Wherever the listing has a line with the string "mode", copy that line out.
____ Excerpted data
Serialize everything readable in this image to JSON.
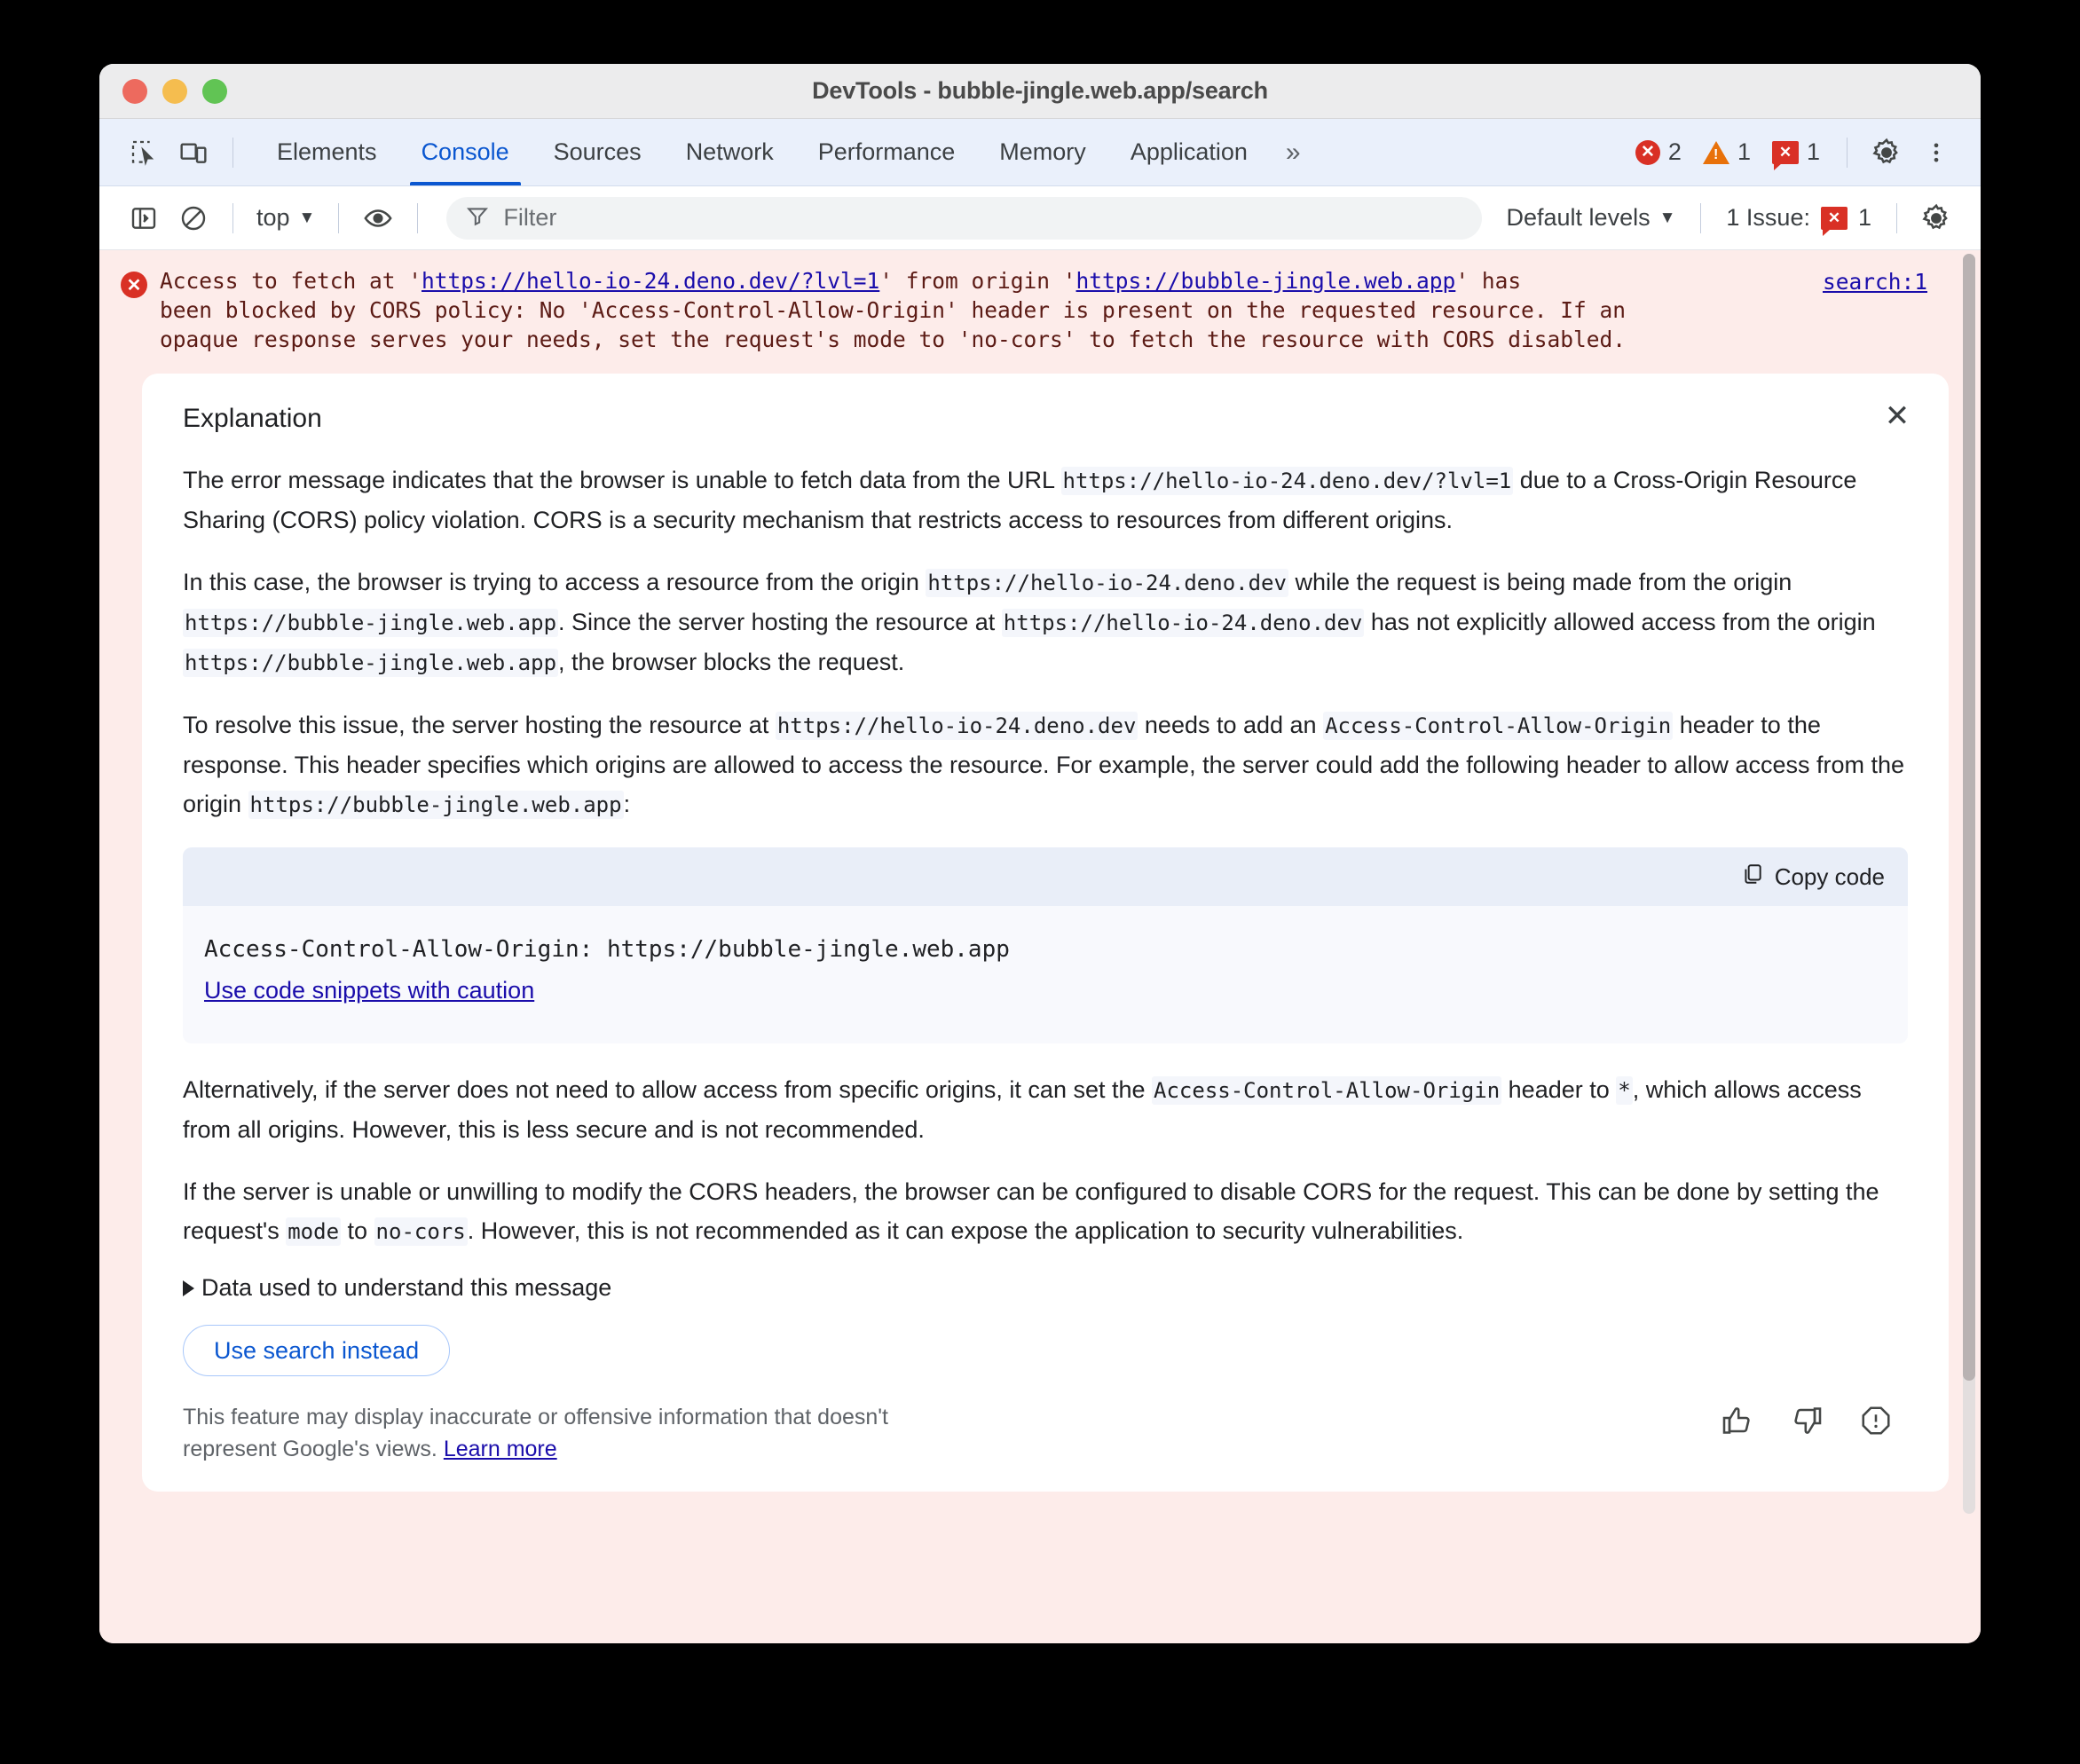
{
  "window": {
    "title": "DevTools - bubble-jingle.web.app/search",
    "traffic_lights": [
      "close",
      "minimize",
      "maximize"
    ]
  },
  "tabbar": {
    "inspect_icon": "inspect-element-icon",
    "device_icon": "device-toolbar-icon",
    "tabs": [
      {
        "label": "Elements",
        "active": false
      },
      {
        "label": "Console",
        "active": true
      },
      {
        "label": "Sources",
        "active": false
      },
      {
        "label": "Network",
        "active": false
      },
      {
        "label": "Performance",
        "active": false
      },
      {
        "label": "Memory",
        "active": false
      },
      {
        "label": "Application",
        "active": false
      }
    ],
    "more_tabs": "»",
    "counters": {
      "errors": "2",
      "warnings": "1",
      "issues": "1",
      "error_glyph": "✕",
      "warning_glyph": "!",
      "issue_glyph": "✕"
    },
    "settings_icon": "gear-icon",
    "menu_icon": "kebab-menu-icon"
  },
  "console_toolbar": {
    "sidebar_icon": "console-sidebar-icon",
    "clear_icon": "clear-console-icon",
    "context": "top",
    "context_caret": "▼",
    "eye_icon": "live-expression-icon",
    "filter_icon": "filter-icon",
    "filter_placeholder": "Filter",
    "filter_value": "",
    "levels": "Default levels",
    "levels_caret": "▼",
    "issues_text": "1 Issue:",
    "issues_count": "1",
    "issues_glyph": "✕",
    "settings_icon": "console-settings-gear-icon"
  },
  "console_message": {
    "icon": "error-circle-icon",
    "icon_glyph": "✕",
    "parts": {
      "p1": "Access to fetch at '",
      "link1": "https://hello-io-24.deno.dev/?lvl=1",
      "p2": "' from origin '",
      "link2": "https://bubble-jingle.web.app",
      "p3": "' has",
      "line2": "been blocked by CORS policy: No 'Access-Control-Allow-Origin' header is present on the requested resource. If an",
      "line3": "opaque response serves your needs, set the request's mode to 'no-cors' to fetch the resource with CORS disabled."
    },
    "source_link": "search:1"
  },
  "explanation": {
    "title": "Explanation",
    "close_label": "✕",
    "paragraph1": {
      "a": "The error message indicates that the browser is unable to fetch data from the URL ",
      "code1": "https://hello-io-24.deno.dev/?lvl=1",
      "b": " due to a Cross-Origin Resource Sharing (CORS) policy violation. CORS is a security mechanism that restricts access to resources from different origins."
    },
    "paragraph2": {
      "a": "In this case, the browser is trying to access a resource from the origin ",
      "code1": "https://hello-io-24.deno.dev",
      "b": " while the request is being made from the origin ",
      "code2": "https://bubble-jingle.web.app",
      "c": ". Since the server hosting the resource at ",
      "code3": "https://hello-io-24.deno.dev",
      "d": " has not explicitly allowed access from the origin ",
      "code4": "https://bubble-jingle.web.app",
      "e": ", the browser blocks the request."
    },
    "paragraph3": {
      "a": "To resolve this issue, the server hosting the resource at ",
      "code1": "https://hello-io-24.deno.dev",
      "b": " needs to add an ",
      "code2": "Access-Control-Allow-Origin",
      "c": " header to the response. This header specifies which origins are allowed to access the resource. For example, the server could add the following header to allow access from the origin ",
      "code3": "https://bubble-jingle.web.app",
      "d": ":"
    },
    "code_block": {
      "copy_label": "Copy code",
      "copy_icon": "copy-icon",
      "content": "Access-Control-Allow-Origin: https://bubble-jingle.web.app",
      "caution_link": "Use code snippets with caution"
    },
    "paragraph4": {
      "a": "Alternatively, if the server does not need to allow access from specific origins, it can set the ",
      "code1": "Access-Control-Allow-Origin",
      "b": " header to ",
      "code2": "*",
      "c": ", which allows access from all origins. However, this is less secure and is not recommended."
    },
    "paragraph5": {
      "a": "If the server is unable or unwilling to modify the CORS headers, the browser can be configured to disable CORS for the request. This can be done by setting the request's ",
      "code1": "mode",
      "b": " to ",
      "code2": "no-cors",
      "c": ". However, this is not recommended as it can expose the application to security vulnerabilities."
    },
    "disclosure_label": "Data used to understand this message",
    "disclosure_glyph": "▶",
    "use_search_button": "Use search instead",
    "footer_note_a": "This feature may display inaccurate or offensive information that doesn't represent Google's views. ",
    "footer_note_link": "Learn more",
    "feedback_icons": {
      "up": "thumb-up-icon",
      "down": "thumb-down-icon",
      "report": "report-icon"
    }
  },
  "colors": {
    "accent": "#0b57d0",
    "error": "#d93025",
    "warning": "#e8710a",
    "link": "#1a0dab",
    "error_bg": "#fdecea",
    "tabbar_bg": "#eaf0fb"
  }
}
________
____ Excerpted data
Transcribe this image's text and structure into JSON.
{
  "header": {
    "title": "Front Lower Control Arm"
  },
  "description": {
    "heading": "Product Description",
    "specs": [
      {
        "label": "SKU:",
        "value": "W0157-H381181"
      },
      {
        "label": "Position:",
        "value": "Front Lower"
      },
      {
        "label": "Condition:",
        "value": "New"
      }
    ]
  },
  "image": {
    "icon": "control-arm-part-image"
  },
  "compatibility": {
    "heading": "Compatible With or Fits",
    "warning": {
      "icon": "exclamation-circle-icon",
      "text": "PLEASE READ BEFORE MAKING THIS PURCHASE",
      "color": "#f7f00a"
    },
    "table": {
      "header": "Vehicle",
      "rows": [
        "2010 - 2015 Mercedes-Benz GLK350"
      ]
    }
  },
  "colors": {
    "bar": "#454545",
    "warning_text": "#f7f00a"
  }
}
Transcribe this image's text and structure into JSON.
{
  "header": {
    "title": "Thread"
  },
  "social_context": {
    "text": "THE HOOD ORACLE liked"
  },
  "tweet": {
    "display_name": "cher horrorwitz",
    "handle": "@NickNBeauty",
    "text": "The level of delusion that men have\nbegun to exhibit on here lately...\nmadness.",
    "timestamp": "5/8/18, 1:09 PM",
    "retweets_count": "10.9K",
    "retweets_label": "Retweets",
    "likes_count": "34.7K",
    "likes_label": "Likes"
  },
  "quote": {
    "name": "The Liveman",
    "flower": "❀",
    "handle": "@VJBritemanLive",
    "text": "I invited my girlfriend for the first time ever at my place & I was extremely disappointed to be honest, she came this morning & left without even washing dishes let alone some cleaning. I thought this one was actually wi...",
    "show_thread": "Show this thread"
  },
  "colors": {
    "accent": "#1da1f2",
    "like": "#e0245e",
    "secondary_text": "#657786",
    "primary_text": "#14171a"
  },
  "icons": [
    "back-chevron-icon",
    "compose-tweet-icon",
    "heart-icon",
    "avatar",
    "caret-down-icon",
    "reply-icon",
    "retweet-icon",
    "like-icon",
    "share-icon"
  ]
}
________
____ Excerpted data
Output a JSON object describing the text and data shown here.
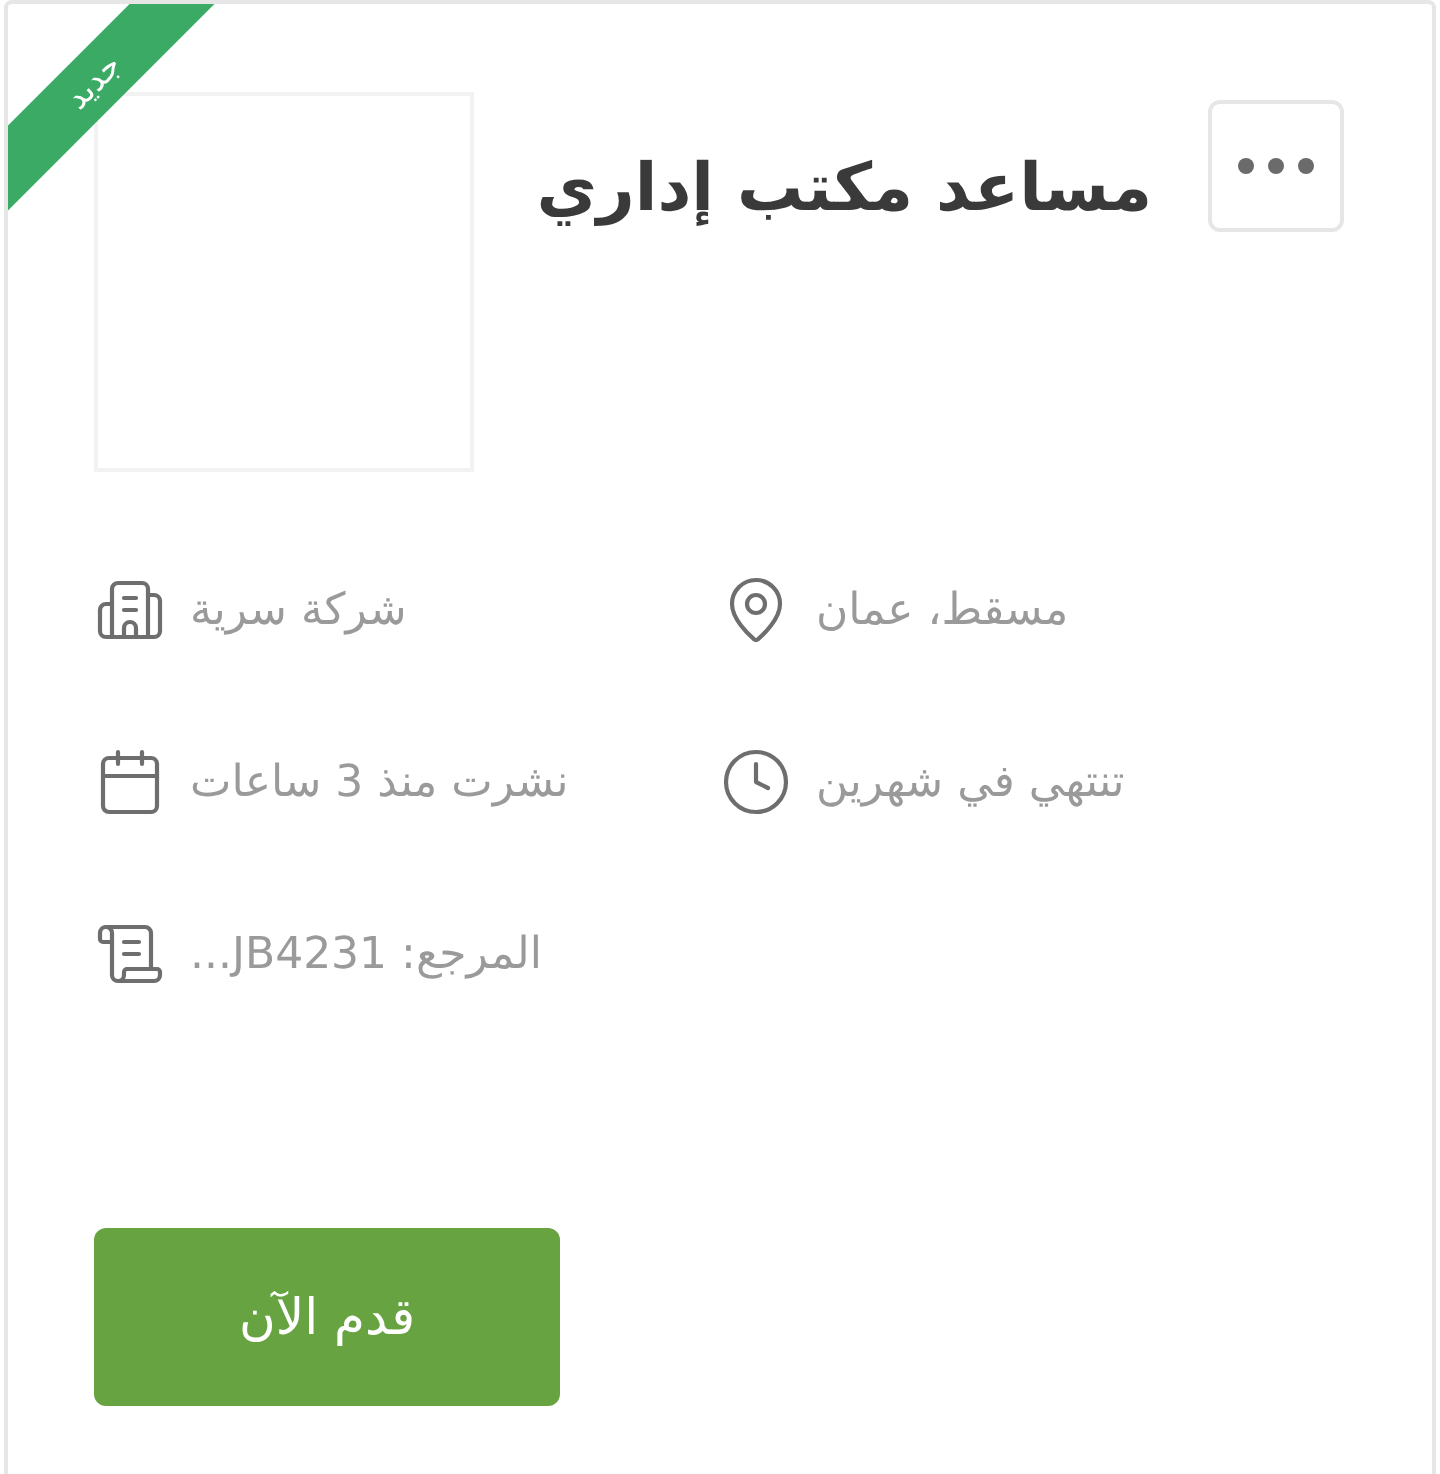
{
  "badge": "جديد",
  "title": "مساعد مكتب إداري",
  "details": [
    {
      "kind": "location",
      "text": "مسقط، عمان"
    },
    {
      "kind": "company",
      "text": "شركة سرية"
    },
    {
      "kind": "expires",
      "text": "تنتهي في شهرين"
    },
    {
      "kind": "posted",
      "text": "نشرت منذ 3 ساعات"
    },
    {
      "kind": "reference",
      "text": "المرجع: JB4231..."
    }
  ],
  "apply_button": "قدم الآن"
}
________
### Written solution
      "line3": "opaque response serves your needs, set the request's mode to 'no-cors' to fetch the resource with CORS disabled."
      "code1": "mode",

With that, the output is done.